About this exercise: For each line below, return an exact copy.

Records drawn from a dataset:

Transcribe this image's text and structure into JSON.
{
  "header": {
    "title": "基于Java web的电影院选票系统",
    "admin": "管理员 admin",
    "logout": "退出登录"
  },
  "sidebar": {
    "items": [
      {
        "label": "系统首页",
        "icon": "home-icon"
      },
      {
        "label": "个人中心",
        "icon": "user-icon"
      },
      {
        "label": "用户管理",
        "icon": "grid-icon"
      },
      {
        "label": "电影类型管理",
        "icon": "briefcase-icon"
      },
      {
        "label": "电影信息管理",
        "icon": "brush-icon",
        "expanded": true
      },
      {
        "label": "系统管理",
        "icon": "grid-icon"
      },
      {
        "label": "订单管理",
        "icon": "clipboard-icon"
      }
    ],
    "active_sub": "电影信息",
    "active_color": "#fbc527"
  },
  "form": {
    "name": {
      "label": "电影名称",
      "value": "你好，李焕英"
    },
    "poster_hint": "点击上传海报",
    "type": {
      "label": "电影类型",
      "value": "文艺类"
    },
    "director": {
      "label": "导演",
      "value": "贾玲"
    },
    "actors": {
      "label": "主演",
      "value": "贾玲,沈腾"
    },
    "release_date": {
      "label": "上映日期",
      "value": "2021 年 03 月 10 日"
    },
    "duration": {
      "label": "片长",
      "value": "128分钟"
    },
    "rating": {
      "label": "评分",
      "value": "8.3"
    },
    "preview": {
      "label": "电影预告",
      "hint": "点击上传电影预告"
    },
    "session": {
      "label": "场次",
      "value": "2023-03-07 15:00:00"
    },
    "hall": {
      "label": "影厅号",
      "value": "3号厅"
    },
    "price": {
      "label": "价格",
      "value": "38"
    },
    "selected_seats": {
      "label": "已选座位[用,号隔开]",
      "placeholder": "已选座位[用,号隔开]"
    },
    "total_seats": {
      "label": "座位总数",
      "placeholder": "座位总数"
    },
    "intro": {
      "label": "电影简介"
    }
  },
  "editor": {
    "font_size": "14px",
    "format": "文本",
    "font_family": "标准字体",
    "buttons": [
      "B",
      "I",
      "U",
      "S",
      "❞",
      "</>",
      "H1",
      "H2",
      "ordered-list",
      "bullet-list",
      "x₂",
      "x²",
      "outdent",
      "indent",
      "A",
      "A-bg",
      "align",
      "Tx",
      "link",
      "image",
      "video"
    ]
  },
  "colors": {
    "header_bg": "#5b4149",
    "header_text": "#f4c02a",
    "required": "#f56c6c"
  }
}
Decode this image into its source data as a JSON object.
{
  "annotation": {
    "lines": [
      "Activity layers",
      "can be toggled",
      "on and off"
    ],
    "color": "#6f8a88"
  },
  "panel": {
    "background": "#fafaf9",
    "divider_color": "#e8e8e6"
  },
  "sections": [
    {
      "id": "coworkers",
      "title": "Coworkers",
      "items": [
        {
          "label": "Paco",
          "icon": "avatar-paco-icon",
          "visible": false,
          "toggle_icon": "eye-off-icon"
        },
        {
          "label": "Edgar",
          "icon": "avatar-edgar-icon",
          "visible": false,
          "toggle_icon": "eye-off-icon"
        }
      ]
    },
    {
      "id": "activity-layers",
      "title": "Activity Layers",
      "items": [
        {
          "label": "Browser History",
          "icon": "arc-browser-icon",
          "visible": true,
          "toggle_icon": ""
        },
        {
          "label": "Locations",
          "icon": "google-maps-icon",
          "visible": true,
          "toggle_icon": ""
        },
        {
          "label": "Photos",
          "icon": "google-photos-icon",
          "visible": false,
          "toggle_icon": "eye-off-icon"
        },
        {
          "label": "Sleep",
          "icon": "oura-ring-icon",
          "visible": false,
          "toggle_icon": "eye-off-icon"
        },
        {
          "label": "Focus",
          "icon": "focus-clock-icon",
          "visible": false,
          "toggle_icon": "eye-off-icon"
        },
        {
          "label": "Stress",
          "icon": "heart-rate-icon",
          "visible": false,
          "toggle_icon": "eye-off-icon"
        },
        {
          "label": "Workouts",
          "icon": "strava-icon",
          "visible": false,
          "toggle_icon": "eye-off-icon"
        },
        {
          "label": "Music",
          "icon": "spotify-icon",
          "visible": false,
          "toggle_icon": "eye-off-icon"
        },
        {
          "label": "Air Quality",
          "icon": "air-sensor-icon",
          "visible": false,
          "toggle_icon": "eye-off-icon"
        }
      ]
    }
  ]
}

Task output:
Transcribe this image's text and structure into JSON.
{
  "header": {
    "title": "基于Java web的电影院选票系统",
    "admin": "管理员 admin",
    "logout": "退出登录"
  },
  "sidebar": {
    "items": [
      {
        "label": "系统首页",
        "icon": "home-icon"
      },
      {
        "label": "个人中心",
        "icon": "user-icon"
      },
      {
        "label": "用户管理",
        "icon": "grid-icon"
      },
      {
        "label": "电影类型管理",
        "icon": "briefcase-icon"
      },
      {
        "label": "电影信息管理",
        "icon": "brush-icon",
        "expanded": true
      },
      {
        "label": "系统管理",
        "icon": "grid-icon"
      },
      {
        "label": "订单管理",
        "icon": "clipboard-icon"
      }
    ],
    "active_sub": "电影信息",
    "active_color": "#fbc527"
  },
  "form": {
    "name": {
      "label": "电影名称",
      "value": "你好，李焕英"
    },
    "poster_hint": "点击上传海报",
    "type": {
      "label": "电影类型",
      "value": "文艺类"
    },
    "director": {
      "label": "导演",
      "value": "贾玲"
    },
    "actors": {
      "label": "主演",
      "value": "贾玲,沈腾"
    },
    "release_date": {
      "label": "上映日期",
      "value": "2021 年 03 月 10 日"
    },
    "duration": {
      "label": "片长",
      "value": "128分钟"
    },
    "rating": {
      "label": "评分",
      "value": "8.3"
    },
    "preview": {
      "label": "电影预告",
      "hint": "点击上传电影预告"
    },
    "session": {
      "label": "场次",
      "value": "2023-03-07 15:00:00"
    },
    "hall": {
      "label": "影厅号",
      "value": "3号厅"
    },
    "price": {
      "label": "价格",
      "value": "38"
    },
    "selected_seats": {
      "label": "已选座位[用,号隔开]",
      "placeholder": "已选座位[用,号隔开]"
    },
    "total_seats": {
      "label": "座位总数",
      "placeholder": "座位总数"
    },
    "intro": {
      "label": "电影简介"
    }
  },
  "editor": {
    "font_size": "14px",
    "format": "文本",
    "font_family": "标准字体",
    "buttons": [
      "B",
      "I",
      "U",
      "S",
      "❞",
      "</>",
      "H1",
      "H2",
      "ordered-list",
      "bullet-list",
      "x₂",
      "x²",
      "outdent",
      "indent",
      "A",
      "A-bg",
      "align",
      "Tx",
      "link",
      "image",
      "video"
    ]
  },
  "colors": {
    "header_bg": "#5b4149",
    "header_text": "#f4c02a",
    "required": "#f56c6c"
  }
}
Decode this image into its source data as a JSON object.
{
  "annotation": {
    "lines": [
      "Activity layers",
      "can be toggled",
      "on and off"
    ],
    "color": "#6f8a88"
  },
  "panel": {
    "background": "#fafaf9",
    "divider_color": "#e8e8e6"
  },
  "sections": [
    {
      "id": "coworkers",
      "title": "Coworkers",
      "items": [
        {
          "label": "Paco",
          "icon": "avatar-paco-icon",
          "visible": false,
          "toggle_icon": "eye-off-icon"
        },
        {
          "label": "Edgar",
          "icon": "avatar-edgar-icon",
          "visible": false,
          "toggle_icon": "eye-off-icon"
        }
      ]
    },
    {
      "id": "activity-layers",
      "title": "Activity Layers",
      "items": [
        {
          "label": "Browser History",
          "icon": "arc-browser-icon",
          "visible": true,
          "toggle_icon": ""
        },
        {
          "label": "Locations",
          "icon": "google-maps-icon",
          "visible": true,
          "toggle_icon": ""
        },
        {
          "label": "Photos",
          "icon": "google-photos-icon",
          "visible": false,
          "toggle_icon": "eye-off-icon"
        },
        {
          "label": "Sleep",
          "icon": "oura-ring-icon",
          "visible": false,
          "toggle_icon": "eye-off-icon"
        },
        {
          "label": "Focus",
          "icon": "focus-clock-icon",
          "visible": false,
          "toggle_icon": "eye-off-icon"
        },
        {
          "label": "Stress",
          "icon": "heart-rate-icon",
          "visible": false,
          "toggle_icon": "eye-off-icon"
        },
        {
          "label": "Workouts",
          "icon": "strava-icon",
          "visible": false,
          "toggle_icon": "eye-off-icon"
        },
        {
          "label": "Music",
          "icon": "spotify-icon",
          "visible": false,
          "toggle_icon": "eye-off-icon"
        },
        {
          "label": "Air Quality",
          "icon": "air-sensor-icon",
          "visible": false,
          "toggle_icon": "eye-off-icon"
        }
      ]
    }
  ]
}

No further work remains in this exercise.